No real difference

PM Ehud Olmert’s new lame duck status will make almost no difference to the outcome of Israel’s peace processes with the Palestinians and the Syrians, which in any case had little or no chance to succeed in the near term. It might make a difference in Israel’s indirect negotiations with Hamas regarding a prisoner exchange.

Nor does it matter appreciably for the peace process whether Olmert remains prime minister for only three months (assuming his elected successor as head of Kadima succeeds in forming a coalition) or six to nine months (assuming his successor fails, new elections are precipitated and Olmert rules until a new government is sworn in after elections). It’s the same Olmert, but in a worse situation: his Arab negotiating partners, whether from Ramallah, Gaza or Damascus, know he’s leaving office and enjoys neither public nor Knesset support.

Olmert’s negotiations with Palestinian President Mahmoud Abbas, enshrined last November in the Annapolis process, were doomed to failure from the start for three reasons. First, neither Olmert nor Abbas has the capacity to deliver on an agreement. Olmert and his government are incapable of removing a single substantive outpost, much less a settlement. Even before he announced his departure from politics, Olmert’s credibility among the Israeli public was close to zero. As for Abbas, he barely controls parts of the West Bank, much less the Gaza Strip, and has failed to reform the aging and corrupt Fateh leadership. Then too, the Bush administration as host to this process is also stumbling toward the end of its term, having failed in almost everything it has touched in the Middle East.

Second, Olmert and Abbas are not likely to agree on the two "existential" issues in an Israeli-Palestinian peace process, Jerusalem and the refugee/right of return question, regarding both of which the two peoples have probably moved farther apart since Camp David 2000. The Jerusalem issue in any case has reportedly been left out of negotiations, even as Olmert creates new settlement facts in and around the city that render eventual agreement that much more difficult. In the best case, if the Israeli and Palestinian negotiating teams do emerge with an agreement before Olmert leaves office, it will be partial and almost certainly unacceptable to both publics. Indeed, this is not a "best case" at all: such an abortive agreement may actually do more harm than good to the long-term prospects for Israeli-Palestinian coexistence.

Finally, Olmert never built a peace coalition to support the two peace processes, and it’s too late to do so now. His government, even after the defection of Avigdor Lieberman’s Yisrael Beitenu party, has always been a survival coalition designed to keep Olmert afloat politically after the Second Lebanon War debacle.
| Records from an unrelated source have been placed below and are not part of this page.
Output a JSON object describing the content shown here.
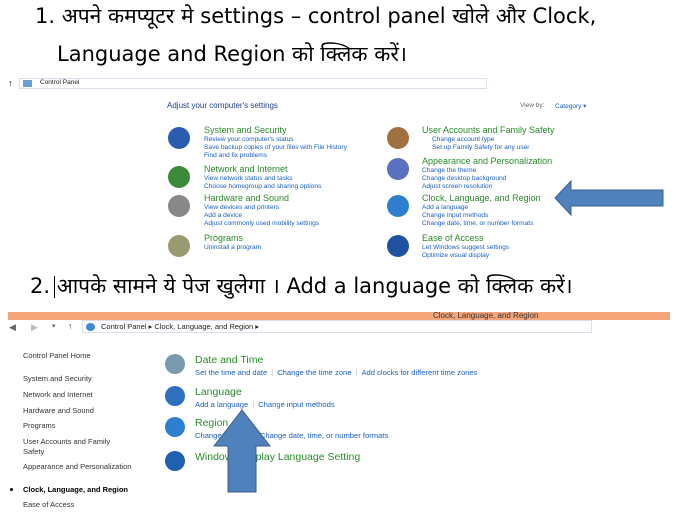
{
  "step1": {
    "line1": "1. अपने कमप्यूटर मे  settings – control panel खोले  और  Clock,",
    "line2": "Language and Region को  क्लिक  करें।"
  },
  "shot1": {
    "breadcrumb": "Control Panel",
    "title": "Adjust your computer's settings",
    "view_by_label": "View by:",
    "view_by_value": "Category",
    "categories": [
      {
        "title": "System and Security",
        "icon": "shield-icon",
        "links": [
          "Review your computer's status",
          "Save backup copies of your files with File History",
          "Find and fix problems"
        ]
      },
      {
        "title": "Network and Internet",
        "icon": "network-globe-icon",
        "links": [
          "View network status and tasks",
          "Choose homegroup and sharing options"
        ]
      },
      {
        "title": "Hardware and Sound",
        "icon": "printer-icon",
        "links": [
          "View devices and printers",
          "Add a device",
          "Adjust commonly used mobility settings"
        ]
      },
      {
        "title": "Programs",
        "icon": "programs-icon",
        "links": [
          "Uninstall a program"
        ]
      },
      {
        "title": "User Accounts and Family Safety",
        "icon": "users-icon",
        "links": [
          "Change account type",
          "Set up Family Safety for any user"
        ]
      },
      {
        "title": "Appearance and Personalization",
        "icon": "monitor-icon",
        "links": [
          "Change the theme",
          "Change desktop background",
          "Adjust screen resolution"
        ]
      },
      {
        "title": "Clock, Language, and Region",
        "icon": "clock-globe-icon",
        "links": [
          "Add a language",
          "Change input methods",
          "Change date, time, or number formats"
        ]
      },
      {
        "title": "Ease of Access",
        "icon": "ease-of-access-icon",
        "links": [
          "Let Windows suggest settings",
          "Optimize visual display"
        ]
      }
    ]
  },
  "step2": {
    "text": "2. आपके  सामने  ये  पेज  खुलेगा  ।  Add a language को  क्लिक  करें।"
  },
  "shot2": {
    "window_title": "Clock, Language, and Region",
    "breadcrumb": [
      "Control Panel",
      "Clock, Language, and Region"
    ],
    "nav": [
      "Control Panel Home",
      "System and Security",
      "Network and Internet",
      "Hardware and Sound",
      "Programs",
      "User Accounts and Family Safety",
      "Appearance and Personalization",
      "Clock, Language, and Region",
      "Ease of Access"
    ],
    "sections": [
      {
        "title": "Date and Time",
        "links": [
          "Set the time and date",
          "Change the time zone",
          "Add clocks for different time zones"
        ]
      },
      {
        "title": "Language",
        "links": [
          "Add a language",
          "Change input methods"
        ]
      },
      {
        "title": "Region",
        "links": [
          "Change location",
          "Change date, time, or number formats"
        ]
      },
      {
        "title": "Windows Display Language Setting",
        "links": []
      }
    ]
  },
  "colors": {
    "arrow": "#4f81bd",
    "title_bar": "#f4a57a",
    "category": "#2a8a2a",
    "link": "#1a5fc2"
  }
}
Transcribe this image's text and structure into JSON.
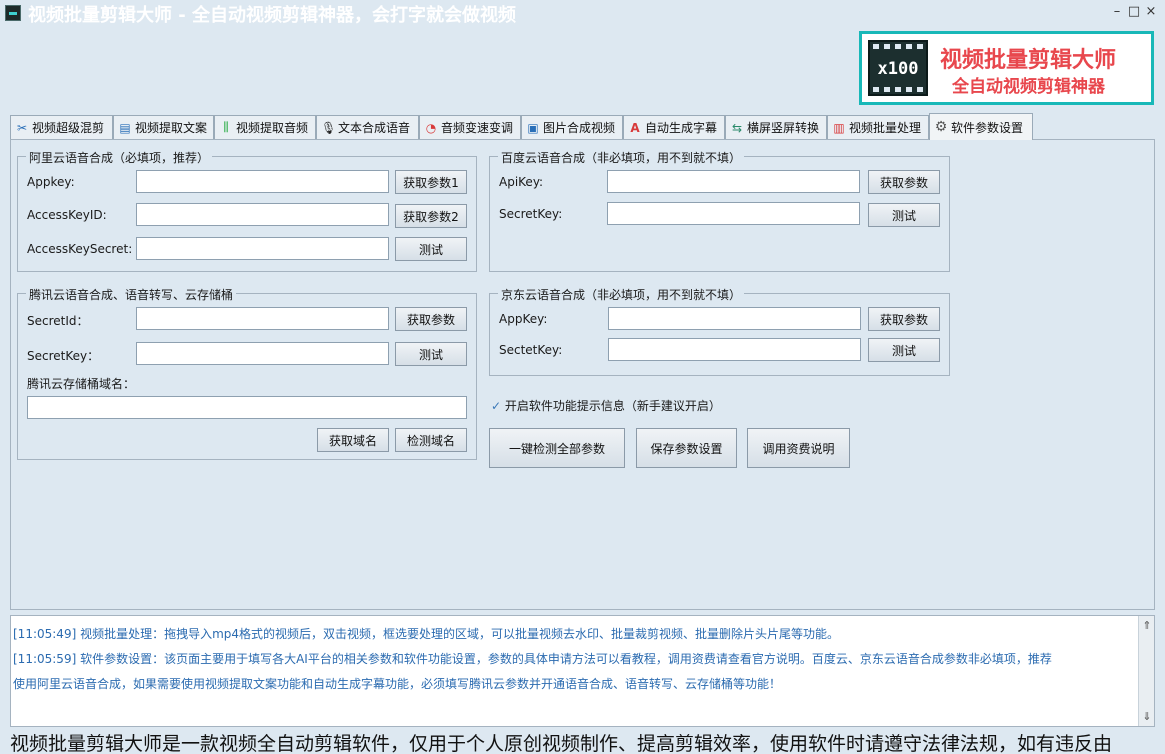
{
  "window": {
    "title": "视频批量剪辑大师 - 全自动视频剪辑神器，会打字就会做视频",
    "minimize": "–",
    "maximize": "□",
    "close": "×"
  },
  "logo": {
    "badge": "x100",
    "title": "视频批量剪辑大师",
    "subtitle": "全自动视频剪辑神器"
  },
  "tabs": [
    {
      "label": "视频超级混剪",
      "icon": "scissors-icon",
      "glyph": "✂"
    },
    {
      "label": "视频提取文案",
      "icon": "document-icon",
      "glyph": "▤"
    },
    {
      "label": "视频提取音频",
      "icon": "waveform-icon",
      "glyph": "⫼"
    },
    {
      "label": "文本合成语音",
      "icon": "microphone-icon",
      "glyph": "🎙"
    },
    {
      "label": "音频变速变调",
      "icon": "gauge-icon",
      "glyph": "◔"
    },
    {
      "label": "图片合成视频",
      "icon": "image-icon",
      "glyph": "▣"
    },
    {
      "label": "自动生成字幕",
      "icon": "font-icon",
      "glyph": "A"
    },
    {
      "label": "横屏竖屏转换",
      "icon": "rotate-screen-icon",
      "glyph": "⇆"
    },
    {
      "label": "视频批量处理",
      "icon": "film-icon",
      "glyph": "▥"
    },
    {
      "label": "软件参数设置",
      "icon": "gear-icon",
      "glyph": "⚙"
    }
  ],
  "aliyun": {
    "title": "阿里云语音合成（必填项，推荐）",
    "appkey_label": "Appkey:",
    "appkey_value": "",
    "accesskeyid_label": "AccessKeyID:",
    "accesskeyid_value": "",
    "accesskeysecret_label": "AccessKeySecret:",
    "accesskeysecret_value": "",
    "get_param1": "获取参数1",
    "get_param2": "获取参数2",
    "test": "测试"
  },
  "baidu": {
    "title": "百度云语音合成（非必填项，用不到就不填）",
    "apikey_label": "ApiKey:",
    "apikey_value": "",
    "secretkey_label": "SecretKey:",
    "secretkey_value": "",
    "get_param": "获取参数",
    "test": "测试"
  },
  "tencent": {
    "title": "腾讯云语音合成、语音转写、云存储桶",
    "secretid_label": "SecretId：",
    "secretid_value": "",
    "secretkey_label": "SecretKey：",
    "secretkey_value": "",
    "bucket_label": "腾讯云存储桶域名：",
    "bucket_value": "",
    "get_param": "获取参数",
    "test": "测试",
    "get_domain": "获取域名",
    "check_domain": "检测域名"
  },
  "jd": {
    "title": "京东云语音合成（非必填项，用不到就不填）",
    "appkey_label": "AppKey:",
    "appkey_value": "",
    "sectetkey_label": "SectetKey:",
    "sectetkey_value": "",
    "get_param": "获取参数",
    "test": "测试"
  },
  "options": {
    "tip_check_mark": "✓",
    "tip_label": "开启软件功能提示信息（新手建议开启）",
    "check_all": "一键检测全部参数",
    "save": "保存参数设置",
    "billing": "调用资费说明"
  },
  "log": {
    "lines": [
      "[11:05:49] 视频批量处理：拖拽导入mp4格式的视频后，双击视频，框选要处理的区域，可以批量视频去水印、批量裁剪视频、批量删除片头片尾等功能。",
      "[11:05:59] 软件参数设置：该页面主要用于填写各大AI平台的相关参数和软件功能设置，参数的具体申请方法可以看教程，调用资费请查看官方说明。百度云、京东云语音合成参数非必填项，推荐",
      "使用阿里云语音合成，如果需要使用视频提取文案功能和自动生成字幕功能，必须填写腾讯云参数并开通语音合成、语音转写、云存储桶等功能！"
    ],
    "scroll_up": "⇑",
    "scroll_down": "⇓"
  },
  "marquee": "视频批量剪辑大师是一款视频全自动剪辑软件，仅用于个人原创视频制作、提高剪辑效率，使用软件时请遵守法律法规，如有违反由"
}
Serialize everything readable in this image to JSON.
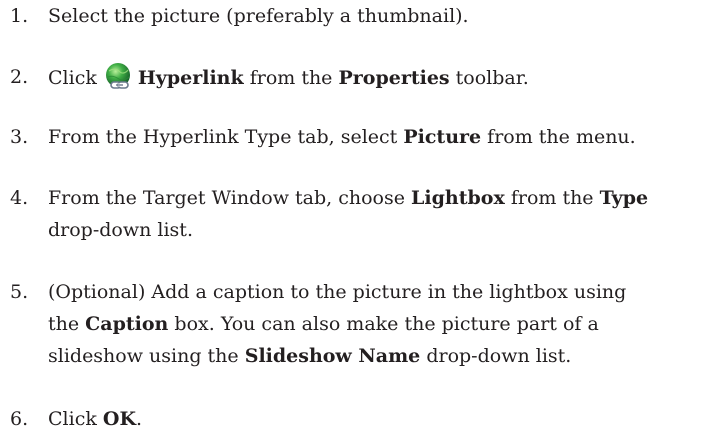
{
  "steps": [
    {
      "number": "1.",
      "text": "Select the picture (preferably a thumbnail)."
    },
    {
      "number": "2.",
      "pre": "Click",
      "icon": "hyperlink-globe-chain-icon",
      "bold1": "Hyperlink",
      "mid1": "from the",
      "bold2": "Properties",
      "post": "toolbar."
    },
    {
      "number": "3.",
      "pre": "From the Hyperlink Type tab, select",
      "bold1": "Picture",
      "post": "from the menu."
    },
    {
      "number": "4.",
      "pre": "From the Target Window tab, choose",
      "bold1": "Lightbox",
      "mid1": "from the",
      "bold2": "Type",
      "line2": "drop-down list."
    },
    {
      "number": "5.",
      "line1": "(Optional) Add a caption to the picture in the lightbox using",
      "pre2": "the",
      "bold1": "Caption",
      "mid2": "box. You can also make the picture part of a",
      "pre3": "slideshow using the",
      "bold2": "Slideshow Name",
      "post3": "drop-down list."
    },
    {
      "number": "6.",
      "pre": "Click",
      "bold1": "OK",
      "post": "."
    }
  ]
}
The Shas party and even a few members of Kadima are likely to join the opposition in rejecting any peace deal Olmert produces.

The fortunes of an Israel-Syria peace agreement under Olmert are somewhat less worrisome. Olmert, President Bashar Assad and their Turkish hosts understand that no agreement can be concluded without a serious American commitment to negotiate with Damascus a new strategic orientation that removes it from the Iranian orbit. This task will of necessity be based on compromises regarding such sensitive issues as the Hariri tribunal and Syrian-Lebanese relations. Olmert has evidently not exploited his position of influence with Washington to encourage Bush to take this step. Time is now running out on both leaders. Yet precisely because the limits of these negotiations are clear, there would appear to be less harm involved, and more possible profit, from continuing to talk even on Olmert’s watch.

Here we must pause and address an additional question: will Olmert, knowing his days as prime minister and possibly in Israeli politics in general are numbered, now be more cautious and reserved in his negotiating pose vis-a-vis Abbas and Assad or more daring? He has already declared that he intends to press on with negotiations as long as he remains in office. But we can assume that his Arab negotiating partners will adopt a more reserved pose, insofar as they realize that Olmert cannot deliver on almost any deal he makes and won’t be around for long. Hence it probably doesn’t matter whether Olmert is henceforth more audacious or more reserved.

Except for one instance: a prisoner-exchange deal with Hamas that brings IDF soldier Gilad Shalit home. Such an exchange does not require Knesset approval and, as we have seen, Cabinet approval appears to be readily available even when the repatriated IDF soldiers are deceased. The generally favorable way the Israeli public received the Israel-Hizballah prisoner deal, coupled with Olmert’s knowledge that he does not face a reelection campaign or even a Knesset vote of no confidence and his obvious desire to fully close the file on the Second Lebanon War before leaving office, might now embolden him to address Hamas’ demand to release hundreds of hard-core Palestinian terrorists in return for Shalit.